» **What is required**: Reproduce all records below exactly.

» **Data for processing**:
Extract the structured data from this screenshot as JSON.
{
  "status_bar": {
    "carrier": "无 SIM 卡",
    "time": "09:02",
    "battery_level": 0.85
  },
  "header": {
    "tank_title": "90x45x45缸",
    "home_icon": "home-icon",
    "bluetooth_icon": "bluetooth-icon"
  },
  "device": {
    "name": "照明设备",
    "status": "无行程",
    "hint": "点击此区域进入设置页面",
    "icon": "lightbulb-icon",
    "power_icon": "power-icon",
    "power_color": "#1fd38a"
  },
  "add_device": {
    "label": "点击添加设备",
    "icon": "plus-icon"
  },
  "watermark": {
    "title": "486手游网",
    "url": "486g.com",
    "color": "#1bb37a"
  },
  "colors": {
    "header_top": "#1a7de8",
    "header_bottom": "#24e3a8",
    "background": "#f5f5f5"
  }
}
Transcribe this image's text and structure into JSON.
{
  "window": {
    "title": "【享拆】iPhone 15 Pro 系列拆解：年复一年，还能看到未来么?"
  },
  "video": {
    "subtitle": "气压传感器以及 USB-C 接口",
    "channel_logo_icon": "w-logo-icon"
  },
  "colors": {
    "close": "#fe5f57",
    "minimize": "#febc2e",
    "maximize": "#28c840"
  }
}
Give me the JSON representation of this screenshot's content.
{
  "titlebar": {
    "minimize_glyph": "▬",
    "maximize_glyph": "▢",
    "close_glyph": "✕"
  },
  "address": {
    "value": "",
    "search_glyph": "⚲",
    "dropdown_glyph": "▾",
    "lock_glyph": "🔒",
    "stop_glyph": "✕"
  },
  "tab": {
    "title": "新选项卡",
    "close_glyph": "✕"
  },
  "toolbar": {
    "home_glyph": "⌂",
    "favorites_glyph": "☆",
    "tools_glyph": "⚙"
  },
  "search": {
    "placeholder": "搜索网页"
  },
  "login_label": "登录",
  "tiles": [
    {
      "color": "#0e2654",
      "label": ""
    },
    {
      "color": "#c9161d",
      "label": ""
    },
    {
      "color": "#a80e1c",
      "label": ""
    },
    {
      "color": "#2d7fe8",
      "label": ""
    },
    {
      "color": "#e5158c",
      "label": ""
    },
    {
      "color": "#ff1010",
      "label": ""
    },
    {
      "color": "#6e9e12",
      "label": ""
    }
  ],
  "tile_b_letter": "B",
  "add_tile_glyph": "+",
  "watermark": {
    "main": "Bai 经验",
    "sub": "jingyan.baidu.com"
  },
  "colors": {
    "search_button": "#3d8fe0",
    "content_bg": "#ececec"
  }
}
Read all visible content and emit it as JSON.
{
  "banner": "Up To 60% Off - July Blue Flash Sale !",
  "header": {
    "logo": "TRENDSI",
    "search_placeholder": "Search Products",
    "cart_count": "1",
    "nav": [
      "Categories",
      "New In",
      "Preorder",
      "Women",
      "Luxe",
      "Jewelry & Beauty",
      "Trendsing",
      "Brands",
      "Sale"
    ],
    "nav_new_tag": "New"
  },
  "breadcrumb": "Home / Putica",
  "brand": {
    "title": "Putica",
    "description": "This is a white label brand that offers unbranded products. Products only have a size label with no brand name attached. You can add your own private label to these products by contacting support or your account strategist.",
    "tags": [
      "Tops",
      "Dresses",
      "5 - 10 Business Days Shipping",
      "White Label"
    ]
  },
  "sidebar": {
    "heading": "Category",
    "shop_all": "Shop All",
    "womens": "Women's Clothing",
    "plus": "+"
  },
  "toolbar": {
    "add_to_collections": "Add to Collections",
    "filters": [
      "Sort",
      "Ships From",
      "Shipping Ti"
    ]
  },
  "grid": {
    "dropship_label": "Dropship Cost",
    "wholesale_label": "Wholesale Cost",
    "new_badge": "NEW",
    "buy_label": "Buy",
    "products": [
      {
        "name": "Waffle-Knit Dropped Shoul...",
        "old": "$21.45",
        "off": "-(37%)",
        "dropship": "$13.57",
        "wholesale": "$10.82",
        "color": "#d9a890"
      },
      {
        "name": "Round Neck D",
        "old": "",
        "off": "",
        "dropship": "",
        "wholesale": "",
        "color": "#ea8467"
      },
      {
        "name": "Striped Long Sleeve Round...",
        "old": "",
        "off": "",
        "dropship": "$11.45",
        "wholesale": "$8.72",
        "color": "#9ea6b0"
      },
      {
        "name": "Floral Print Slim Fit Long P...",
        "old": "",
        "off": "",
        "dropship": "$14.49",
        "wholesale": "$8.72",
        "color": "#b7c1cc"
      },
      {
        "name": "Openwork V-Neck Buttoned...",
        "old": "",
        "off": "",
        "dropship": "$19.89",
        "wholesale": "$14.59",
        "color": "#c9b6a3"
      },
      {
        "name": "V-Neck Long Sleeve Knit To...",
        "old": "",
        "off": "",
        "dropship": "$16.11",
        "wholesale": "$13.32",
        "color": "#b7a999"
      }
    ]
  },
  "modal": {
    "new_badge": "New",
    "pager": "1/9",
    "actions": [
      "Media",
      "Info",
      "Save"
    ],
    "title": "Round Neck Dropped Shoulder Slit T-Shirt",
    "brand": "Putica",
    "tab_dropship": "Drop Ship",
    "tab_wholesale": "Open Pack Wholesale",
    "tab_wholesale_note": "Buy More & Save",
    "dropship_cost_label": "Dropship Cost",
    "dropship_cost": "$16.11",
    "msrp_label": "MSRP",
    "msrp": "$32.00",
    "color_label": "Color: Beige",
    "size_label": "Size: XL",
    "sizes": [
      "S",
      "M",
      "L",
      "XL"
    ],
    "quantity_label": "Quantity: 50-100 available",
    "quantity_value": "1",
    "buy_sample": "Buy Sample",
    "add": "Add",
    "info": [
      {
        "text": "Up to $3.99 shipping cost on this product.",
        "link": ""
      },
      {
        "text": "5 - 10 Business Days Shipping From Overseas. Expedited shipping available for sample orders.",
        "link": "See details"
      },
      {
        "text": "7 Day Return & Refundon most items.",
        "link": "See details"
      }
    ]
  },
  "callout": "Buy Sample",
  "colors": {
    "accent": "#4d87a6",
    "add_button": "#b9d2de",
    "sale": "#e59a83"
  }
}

» **Reply**:
Extract the structured data from this screenshot as JSON.
{
  "status_bar": {
    "carrier": "无 SIM 卡",
    "time": "09:02",
    "battery_level": 0.85
  },
  "header": {
    "tank_title": "90x45x45缸",
    "home_icon": "home-icon",
    "bluetooth_icon": "bluetooth-icon"
  },
  "device": {
    "name": "照明设备",
    "status": "无行程",
    "hint": "点击此区域进入设置页面",
    "icon": "lightbulb-icon",
    "power_icon": "power-icon",
    "power_color": "#1fd38a"
  },
  "add_device": {
    "label": "点击添加设备",
    "icon": "plus-icon"
  },
  "watermark": {
    "title": "486手游网",
    "url": "486g.com",
    "color": "#1bb37a"
  },
  "colors": {
    "header_top": "#1a7de8",
    "header_bottom": "#24e3a8",
    "background": "#f5f5f5"
  }
}
Transcribe this image's text and structure into JSON.
{
  "window": {
    "title": "【享拆】iPhone 15 Pro 系列拆解：年复一年，还能看到未来么?"
  },
  "video": {
    "subtitle": "气压传感器以及 USB-C 接口",
    "channel_logo_icon": "w-logo-icon"
  },
  "colors": {
    "close": "#fe5f57",
    "minimize": "#febc2e",
    "maximize": "#28c840"
  }
}
Give me the JSON representation of this screenshot's content.
{
  "titlebar": {
    "minimize_glyph": "▬",
    "maximize_glyph": "▢",
    "close_glyph": "✕"
  },
  "address": {
    "value": "",
    "search_glyph": "⚲",
    "dropdown_glyph": "▾",
    "lock_glyph": "🔒",
    "stop_glyph": "✕"
  },
  "tab": {
    "title": "新选项卡",
    "close_glyph": "✕"
  },
  "toolbar": {
    "home_glyph": "⌂",
    "favorites_glyph": "☆",
    "tools_glyph": "⚙"
  },
  "search": {
    "placeholder": "搜索网页"
  },
  "login_label": "登录",
  "tiles": [
    {
      "color": "#0e2654",
      "label": ""
    },
    {
      "color": "#c9161d",
      "label": ""
    },
    {
      "color": "#a80e1c",
      "label": ""
    },
    {
      "color": "#2d7fe8",
      "label": ""
    },
    {
      "color": "#e5158c",
      "label": ""
    },
    {
      "color": "#ff1010",
      "label": ""
    },
    {
      "color": "#6e9e12",
      "label": ""
    }
  ],
  "tile_b_letter": "B",
  "add_tile_glyph": "+",
  "watermark": {
    "main": "Bai 经验",
    "sub": "jingyan.baidu.com"
  },
  "colors": {
    "search_button": "#3d8fe0",
    "content_bg": "#ececec"
  }
}
Read all visible content and emit it as JSON.
{
  "banner": "Up To 60% Off - July Blue Flash Sale !",
  "header": {
    "logo": "TRENDSI",
    "search_placeholder": "Search Products",
    "cart_count": "1",
    "nav": [
      "Categories",
      "New In",
      "Preorder",
      "Women",
      "Luxe",
      "Jewelry & Beauty",
      "Trendsing",
      "Brands",
      "Sale"
    ],
    "nav_new_tag": "New"
  },
  "breadcrumb": "Home / Putica",
  "brand": {
    "title": "Putica",
    "description": "This is a white label brand that offers unbranded products. Products only have a size label with no brand name attached. You can add your own private label to these products by contacting support or your account strategist.",
    "tags": [
      "Tops",
      "Dresses",
      "5 - 10 Business Days Shipping",
      "White Label"
    ]
  },
  "sidebar": {
    "heading": "Category",
    "shop_all": "Shop All",
    "womens": "Women's Clothing",
    "plus": "+"
  },
  "toolbar": {
    "add_to_collections": "Add to Collections",
    "filters": [
      "Sort",
      "Ships From",
      "Shipping Ti"
    ]
  },
  "grid": {
    "dropship_label": "Dropship Cost",
    "wholesale_label": "Wholesale Cost",
    "new_badge": "NEW",
    "buy_label": "Buy",
    "products": [
      {
        "name": "Waffle-Knit Dropped Shoul...",
        "old": "$21.45",
        "off": "-(37%)",
        "dropship": "$13.57",
        "wholesale": "$10.82",
        "color": "#d9a890"
      },
      {
        "name": "Round Neck D",
        "old": "",
        "off": "",
        "dropship": "",
        "wholesale": "",
        "color": "#ea8467"
      },
      {
        "name": "Striped Long Sleeve Round...",
        "old": "",
        "off": "",
        "dropship": "$11.45",
        "wholesale": "$8.72",
        "color": "#9ea6b0"
      },
      {
        "name": "Floral Print Slim Fit Long P...",
        "old": "",
        "off": "",
        "dropship": "$14.49",
        "wholesale": "$8.72",
        "color": "#b7c1cc"
      },
      {
        "name": "Openwork V-Neck Buttoned...",
        "old": "",
        "off": "",
        "dropship": "$19.89",
        "wholesale": "$14.59",
        "color": "#c9b6a3"
      },
      {
        "name": "V-Neck Long Sleeve Knit To...",
        "old": "",
        "off": "",
        "dropship": "$16.11",
        "wholesale": "$13.32",
        "color": "#b7a999"
      }
    ]
  },
  "modal": {
    "new_badge": "New",
    "pager": "1/9",
    "actions": [
      "Media",
      "Info",
      "Save"
    ],
    "title": "Round Neck Dropped Shoulder Slit T-Shirt",
    "brand": "Putica",
    "tab_dropship": "Drop Ship",
    "tab_wholesale": "Open Pack Wholesale",
    "tab_wholesale_note": "Buy More & Save",
    "dropship_cost_label": "Dropship Cost",
    "dropship_cost": "$16.11",
    "msrp_label": "MSRP",
    "msrp": "$32.00",
    "color_label": "Color: Beige",
    "size_label": "Size: XL",
    "sizes": [
      "S",
      "M",
      "L",
      "XL"
    ],
    "quantity_label": "Quantity: 50-100 available",
    "quantity_value": "1",
    "buy_sample": "Buy Sample",
    "add": "Add",
    "info": [
      {
        "text": "Up to $3.99 shipping cost on this product.",
        "link": ""
      },
      {
        "text": "5 - 10 Business Days Shipping From Overseas. Expedited shipping available for sample orders.",
        "link": "See details"
      },
      {
        "text": "7 Day Return & Refundon most items.",
        "link": "See details"
      }
    ]
  },
  "callout": "Buy Sample",
  "colors": {
    "accent": "#4d87a6",
    "add_button": "#b9d2de",
    "sale": "#e59a83"
  }
}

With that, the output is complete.